Work to be completed
Take every line from the records below that includes the word "Information".

Dataset rows for apps and sites

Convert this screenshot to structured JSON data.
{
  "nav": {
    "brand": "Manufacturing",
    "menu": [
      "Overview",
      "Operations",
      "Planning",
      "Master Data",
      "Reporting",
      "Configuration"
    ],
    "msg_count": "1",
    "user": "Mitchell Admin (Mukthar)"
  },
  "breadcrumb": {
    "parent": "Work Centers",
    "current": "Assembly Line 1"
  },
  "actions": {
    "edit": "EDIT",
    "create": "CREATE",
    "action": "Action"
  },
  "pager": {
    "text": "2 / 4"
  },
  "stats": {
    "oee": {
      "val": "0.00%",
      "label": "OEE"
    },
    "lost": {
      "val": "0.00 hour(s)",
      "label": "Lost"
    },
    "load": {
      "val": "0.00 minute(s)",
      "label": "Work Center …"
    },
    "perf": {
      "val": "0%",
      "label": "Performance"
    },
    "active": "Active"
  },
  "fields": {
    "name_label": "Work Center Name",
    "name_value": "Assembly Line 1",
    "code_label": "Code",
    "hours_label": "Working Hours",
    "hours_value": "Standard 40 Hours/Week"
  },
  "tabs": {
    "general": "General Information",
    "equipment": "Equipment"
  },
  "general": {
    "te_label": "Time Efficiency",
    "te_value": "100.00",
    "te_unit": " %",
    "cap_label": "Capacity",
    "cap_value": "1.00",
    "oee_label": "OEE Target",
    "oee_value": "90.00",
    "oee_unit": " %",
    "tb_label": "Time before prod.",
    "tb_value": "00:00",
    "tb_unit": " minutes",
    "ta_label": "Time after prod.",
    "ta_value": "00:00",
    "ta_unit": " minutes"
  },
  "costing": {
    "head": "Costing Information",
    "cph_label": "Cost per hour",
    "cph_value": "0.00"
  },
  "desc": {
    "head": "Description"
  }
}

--

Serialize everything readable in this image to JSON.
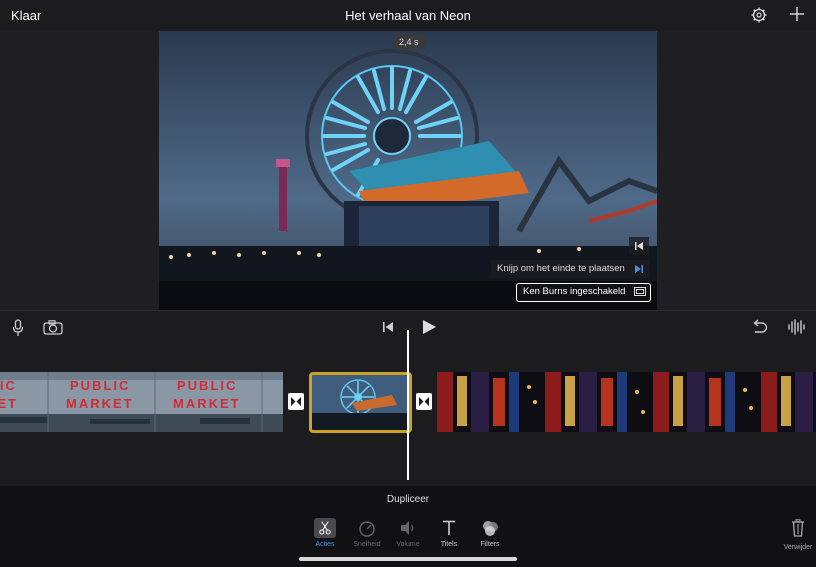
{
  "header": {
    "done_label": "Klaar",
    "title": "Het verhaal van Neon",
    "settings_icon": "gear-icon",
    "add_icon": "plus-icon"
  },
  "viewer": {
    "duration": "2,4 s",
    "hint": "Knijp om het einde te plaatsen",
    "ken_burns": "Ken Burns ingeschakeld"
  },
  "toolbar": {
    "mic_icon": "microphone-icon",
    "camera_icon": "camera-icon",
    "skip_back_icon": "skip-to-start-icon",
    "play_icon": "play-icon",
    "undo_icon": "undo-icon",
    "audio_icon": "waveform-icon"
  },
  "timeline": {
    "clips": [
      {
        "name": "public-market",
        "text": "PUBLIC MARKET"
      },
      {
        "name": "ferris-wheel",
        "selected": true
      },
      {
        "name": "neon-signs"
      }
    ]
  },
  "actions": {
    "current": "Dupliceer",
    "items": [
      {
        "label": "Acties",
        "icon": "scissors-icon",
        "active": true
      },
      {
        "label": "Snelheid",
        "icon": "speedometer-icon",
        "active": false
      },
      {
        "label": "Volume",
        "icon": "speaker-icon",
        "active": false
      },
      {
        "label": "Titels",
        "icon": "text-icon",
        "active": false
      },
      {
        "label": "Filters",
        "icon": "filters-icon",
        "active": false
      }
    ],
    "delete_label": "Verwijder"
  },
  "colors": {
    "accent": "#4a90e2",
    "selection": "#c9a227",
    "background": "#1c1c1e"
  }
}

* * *

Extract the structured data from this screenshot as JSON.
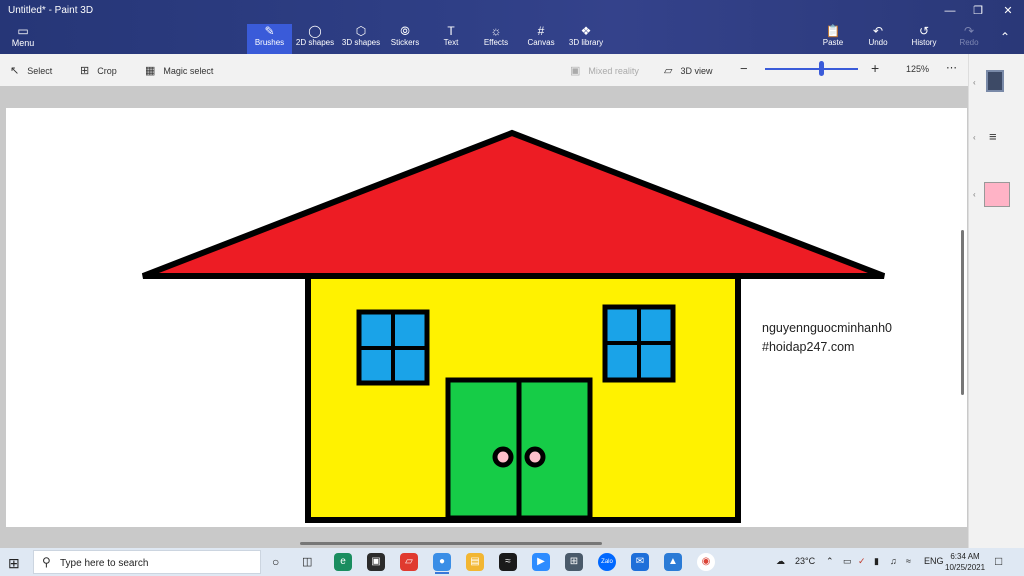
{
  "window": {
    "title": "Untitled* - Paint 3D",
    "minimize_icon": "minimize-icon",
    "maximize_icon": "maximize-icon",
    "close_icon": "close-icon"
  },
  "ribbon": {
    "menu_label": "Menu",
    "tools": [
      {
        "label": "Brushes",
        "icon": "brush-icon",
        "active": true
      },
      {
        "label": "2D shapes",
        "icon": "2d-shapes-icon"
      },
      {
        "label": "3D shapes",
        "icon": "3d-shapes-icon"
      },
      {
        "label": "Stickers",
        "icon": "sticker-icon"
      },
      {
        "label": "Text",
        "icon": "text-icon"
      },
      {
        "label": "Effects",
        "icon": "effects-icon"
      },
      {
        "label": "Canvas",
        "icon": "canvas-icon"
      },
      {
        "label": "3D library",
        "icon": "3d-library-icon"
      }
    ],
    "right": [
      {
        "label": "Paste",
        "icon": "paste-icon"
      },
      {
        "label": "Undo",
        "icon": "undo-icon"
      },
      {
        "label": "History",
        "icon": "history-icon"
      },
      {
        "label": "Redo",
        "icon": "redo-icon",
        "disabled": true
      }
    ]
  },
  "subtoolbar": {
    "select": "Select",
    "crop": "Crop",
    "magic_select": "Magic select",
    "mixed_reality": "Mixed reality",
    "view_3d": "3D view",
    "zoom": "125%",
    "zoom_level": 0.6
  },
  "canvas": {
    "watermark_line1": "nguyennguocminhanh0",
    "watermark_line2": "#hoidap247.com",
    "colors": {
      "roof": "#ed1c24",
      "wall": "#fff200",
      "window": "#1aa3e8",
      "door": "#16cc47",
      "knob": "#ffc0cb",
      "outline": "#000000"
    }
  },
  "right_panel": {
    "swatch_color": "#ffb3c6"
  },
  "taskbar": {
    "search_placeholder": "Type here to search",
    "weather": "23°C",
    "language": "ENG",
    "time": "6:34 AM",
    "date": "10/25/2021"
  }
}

Task answer
    "general": "General Information",
    "head": "Costing Information",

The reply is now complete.